Do not use surgical masks or N95 masks. These masks are considered specialized personal protective equipment (PPE) and should be reserved for first responders and health care workers to protect from serious injuries or illnesses while doing their jobs. If you have supplies of PPE, consider donating them.
Homemade masks are NOT meant to replace proven public health strategies like staying home, social distancing and practicing good hygiene, which are all still the best ways to help slow the spread of the coronavirus. If used correctly, masks are simply another tool to help people who may have the virus -- but don’t know it -- from transmitting it to others. KDHE recommends wearing a mask that fits snuggly around the nose, mouth and chin and has multiple layers of fabric. Alternatively, a thinner disposable mask may be worn underneath a cloth face mask to improve the fit. Visit KDHE’s Mask Guidance for more information.
To use a homemade mask safely and effectively, remember this helpful acronym: M.A.S.K.M = Multi-layered, tightly-woven 100% cotton --180+ thread count. Don’t buy surgical or N95 masks.A = Avoid your face. Never touch the front of the mask. Always remove it from behind your head.S = Scrap it if it’s damaged, soiled or doesn’t fit. Make sure it’s breathable and fits snug. Don’t use while it’s damp, wet or dirty.K = Keep the mask and your hands clean. Wash your hands before and after use.
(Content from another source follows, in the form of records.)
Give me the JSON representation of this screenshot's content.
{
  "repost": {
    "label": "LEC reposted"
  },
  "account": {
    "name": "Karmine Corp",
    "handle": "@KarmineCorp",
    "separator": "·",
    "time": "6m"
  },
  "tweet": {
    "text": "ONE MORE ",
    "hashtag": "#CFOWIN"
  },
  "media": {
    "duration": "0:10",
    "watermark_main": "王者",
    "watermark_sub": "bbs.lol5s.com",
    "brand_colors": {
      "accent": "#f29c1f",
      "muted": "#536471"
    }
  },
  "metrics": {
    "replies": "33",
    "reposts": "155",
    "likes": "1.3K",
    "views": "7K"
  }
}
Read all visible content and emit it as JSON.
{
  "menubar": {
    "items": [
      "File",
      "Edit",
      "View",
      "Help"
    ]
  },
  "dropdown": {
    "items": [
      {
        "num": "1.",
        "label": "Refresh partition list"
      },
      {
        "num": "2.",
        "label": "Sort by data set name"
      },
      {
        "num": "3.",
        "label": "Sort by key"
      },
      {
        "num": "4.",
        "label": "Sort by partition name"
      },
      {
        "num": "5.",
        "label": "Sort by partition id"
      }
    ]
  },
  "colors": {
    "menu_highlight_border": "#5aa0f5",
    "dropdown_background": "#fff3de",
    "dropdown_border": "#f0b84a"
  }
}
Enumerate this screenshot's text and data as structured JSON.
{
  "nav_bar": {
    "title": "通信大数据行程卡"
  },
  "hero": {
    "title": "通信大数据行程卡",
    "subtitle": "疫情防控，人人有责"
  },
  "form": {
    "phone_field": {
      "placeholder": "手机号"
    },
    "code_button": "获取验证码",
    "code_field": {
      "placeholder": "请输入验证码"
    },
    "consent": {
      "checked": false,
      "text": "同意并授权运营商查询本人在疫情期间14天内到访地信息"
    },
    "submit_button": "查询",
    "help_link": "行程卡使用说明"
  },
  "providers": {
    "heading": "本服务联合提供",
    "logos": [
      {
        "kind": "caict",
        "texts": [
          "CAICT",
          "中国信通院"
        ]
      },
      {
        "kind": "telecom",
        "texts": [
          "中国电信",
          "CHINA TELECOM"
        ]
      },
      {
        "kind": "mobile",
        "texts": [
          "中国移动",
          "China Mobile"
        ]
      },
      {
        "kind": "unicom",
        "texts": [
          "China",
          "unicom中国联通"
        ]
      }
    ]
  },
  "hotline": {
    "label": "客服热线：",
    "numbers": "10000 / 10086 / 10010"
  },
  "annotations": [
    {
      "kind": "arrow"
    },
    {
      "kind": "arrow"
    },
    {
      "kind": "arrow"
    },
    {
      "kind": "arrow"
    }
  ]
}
Wash or dispose the mask after every use.
Learn how to make a mask.
Learn about children and masks.